Where to eat in Mui Ne
For lunches, Lâm Tòng (92 Nguyễn Đinh Chiêu street +84 62-3847598) is right on the beach, with a dizzying amount of tables set out facing the water. A small balcony area juts out into the beach itself, great for low tide but ill-advised when the water is higher; you will get wet. Some good noodle dishes and fresh fruit options, as well as grilled fish with lemon and the typical Vietnamese staples. Not the best daytime soups – for those, head into Mui Ne itself at 8am or around 4pm for fish pho and other great market eats, or eat the bun bo noodle soup I described in my prior post. However, a solid bet for midday snacking with a view, even if it’s not the best food you’ll eat in Vietnam.
If you’re sick of Vietnamese food or beach eats: Sindbad Kebab (233 Nguyễn Đình Chiểu Street) offers something vaguely resembling Mediterranean plates, with kebabs, hummous salads, tsatziki, sweet potato fries and other small dishes. Open late.
For dinner, Taxi Stand Soup (what else can I call it?), the soup I wrote a love affair about in my last post, is my first choice. It’s in the empty lot just before Tutti Frutti restaurant. If you can’t see her, it might be because she’s hidden by all the parked taxis, their drivers slurping up her braised pork soup. No menu – just soup. 25,000 dong – 30,000 dong depending on what you order, with a fresh coconut to accompany it if you’d like (an extra 10,000 dong). Note: reader the Traveling German found the soup and has a bit more details on how to find it here.
Another option is the seafood place I photographed below, Chi Em (195 Nguyễn Đình Chiểu Street; +84 166 808 4171). Lovely and family owned, it was less touristy than some of the other seafood joints along the beach. Opt for the tamarind crab, the scallops (fried in pork fat and shallots and served with peanuts) or a smaller fish stuffed with chili, lemongrass, ginger and herbs.
Where to drink in Mui Ne
We ended up buying small bottles of Vodka Hanoi (cheap, $1.25 Vietnamese vodka that is distilled from rice.) and mixing drinks on the water’s edge and chatting. These can be procured from any corner store on the beach and in HCMC. Strangely bereft of them in their namesake of Hanoi, and Hanoi friends hadn’t even heard of the stuff. For celiacs: the blue label is distilled from rice, the red label from corn and grains.

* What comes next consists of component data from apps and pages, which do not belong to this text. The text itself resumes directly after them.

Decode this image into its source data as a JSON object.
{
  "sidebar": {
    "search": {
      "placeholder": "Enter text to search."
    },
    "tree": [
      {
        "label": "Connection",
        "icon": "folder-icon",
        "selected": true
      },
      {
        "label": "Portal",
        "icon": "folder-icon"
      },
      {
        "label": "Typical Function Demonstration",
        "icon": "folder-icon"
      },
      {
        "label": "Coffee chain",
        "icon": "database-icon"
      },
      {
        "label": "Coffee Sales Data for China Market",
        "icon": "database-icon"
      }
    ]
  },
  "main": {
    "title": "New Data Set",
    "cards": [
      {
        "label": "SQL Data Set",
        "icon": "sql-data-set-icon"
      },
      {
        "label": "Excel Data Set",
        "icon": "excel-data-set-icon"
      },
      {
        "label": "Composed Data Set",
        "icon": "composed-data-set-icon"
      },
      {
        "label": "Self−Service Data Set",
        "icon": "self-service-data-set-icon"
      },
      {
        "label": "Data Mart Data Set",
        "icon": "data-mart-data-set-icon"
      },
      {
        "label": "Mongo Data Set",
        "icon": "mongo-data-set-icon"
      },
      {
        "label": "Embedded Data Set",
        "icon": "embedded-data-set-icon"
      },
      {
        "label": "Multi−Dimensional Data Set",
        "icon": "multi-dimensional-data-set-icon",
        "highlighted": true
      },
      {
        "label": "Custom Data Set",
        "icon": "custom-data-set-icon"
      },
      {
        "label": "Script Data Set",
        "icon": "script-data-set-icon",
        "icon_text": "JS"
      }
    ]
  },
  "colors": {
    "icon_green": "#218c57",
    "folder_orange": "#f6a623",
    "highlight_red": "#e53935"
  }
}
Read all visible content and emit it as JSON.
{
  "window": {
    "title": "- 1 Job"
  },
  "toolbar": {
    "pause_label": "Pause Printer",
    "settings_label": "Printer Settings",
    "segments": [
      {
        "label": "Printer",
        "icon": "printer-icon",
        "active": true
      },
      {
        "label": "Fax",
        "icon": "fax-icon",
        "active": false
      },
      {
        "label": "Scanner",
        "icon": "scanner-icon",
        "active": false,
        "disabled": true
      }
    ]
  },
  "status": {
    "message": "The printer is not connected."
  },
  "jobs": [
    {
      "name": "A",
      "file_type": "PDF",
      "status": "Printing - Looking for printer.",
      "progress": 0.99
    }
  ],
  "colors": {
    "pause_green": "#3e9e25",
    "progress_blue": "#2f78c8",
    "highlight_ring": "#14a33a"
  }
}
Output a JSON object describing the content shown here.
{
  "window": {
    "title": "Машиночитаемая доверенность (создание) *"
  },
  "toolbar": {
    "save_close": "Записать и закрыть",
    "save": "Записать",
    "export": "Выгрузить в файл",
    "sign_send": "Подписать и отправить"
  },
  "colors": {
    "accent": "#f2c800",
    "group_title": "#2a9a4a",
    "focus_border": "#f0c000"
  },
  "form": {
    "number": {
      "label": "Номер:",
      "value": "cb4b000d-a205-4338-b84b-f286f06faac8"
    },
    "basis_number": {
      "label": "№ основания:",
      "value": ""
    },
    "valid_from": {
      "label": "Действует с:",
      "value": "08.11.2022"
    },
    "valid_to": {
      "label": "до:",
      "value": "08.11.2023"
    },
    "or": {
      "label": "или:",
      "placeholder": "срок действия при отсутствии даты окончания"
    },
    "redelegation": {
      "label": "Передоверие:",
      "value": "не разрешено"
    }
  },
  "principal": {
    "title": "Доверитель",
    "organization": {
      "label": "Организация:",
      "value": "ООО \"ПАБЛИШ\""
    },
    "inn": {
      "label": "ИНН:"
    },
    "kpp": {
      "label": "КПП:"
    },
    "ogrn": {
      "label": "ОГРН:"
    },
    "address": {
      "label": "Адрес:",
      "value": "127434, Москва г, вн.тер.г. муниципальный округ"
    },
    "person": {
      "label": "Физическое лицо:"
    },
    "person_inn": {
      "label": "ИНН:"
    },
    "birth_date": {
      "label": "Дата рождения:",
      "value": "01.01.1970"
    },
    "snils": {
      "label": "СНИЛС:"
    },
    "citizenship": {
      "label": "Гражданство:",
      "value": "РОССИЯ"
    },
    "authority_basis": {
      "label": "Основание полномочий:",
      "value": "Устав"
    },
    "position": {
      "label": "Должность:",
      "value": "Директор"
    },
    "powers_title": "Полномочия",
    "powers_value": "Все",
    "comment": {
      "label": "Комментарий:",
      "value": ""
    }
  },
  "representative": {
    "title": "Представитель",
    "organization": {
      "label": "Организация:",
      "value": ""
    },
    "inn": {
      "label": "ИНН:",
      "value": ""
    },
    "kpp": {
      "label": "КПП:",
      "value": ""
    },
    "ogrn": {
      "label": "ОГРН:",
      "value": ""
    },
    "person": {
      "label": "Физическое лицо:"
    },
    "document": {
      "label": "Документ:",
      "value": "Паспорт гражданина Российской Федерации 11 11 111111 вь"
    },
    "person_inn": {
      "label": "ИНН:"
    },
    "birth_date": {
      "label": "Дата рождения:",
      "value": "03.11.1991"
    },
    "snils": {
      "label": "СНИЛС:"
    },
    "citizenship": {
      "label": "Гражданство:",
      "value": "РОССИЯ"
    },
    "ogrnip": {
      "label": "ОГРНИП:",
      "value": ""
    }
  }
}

For actual bars, ended up at Fun Key Bar (124 Nguyễn Đình Chiểu Street) a few times after dinner. Very reasonably-priced drinks, right at the edge of the water and very nice owners and staff. Open for lunch too, and my wheat-eating friends say their crepes are a good bet. Open quite late.
That’s about it for now! I only spent 6 days in Mui Ne, but it was a fun place to explore, great to be near the beach (though it’s not a lounging beach – be warned! It’s very, very windy) and a fun last-minute decision for a Christmas vacation.
More Longform Posts from Around the Web
(None of those crappy 300 word top 10 posts that essentially lead you to sign up for a free ebook but give you very little practical information)
- Travelfish’s guide to Mui Ne here.
- Pinay Backbacker’s long Mui Ne guide here.
- La Vie au Vietnam’s Mui Ne guide for what to do (French).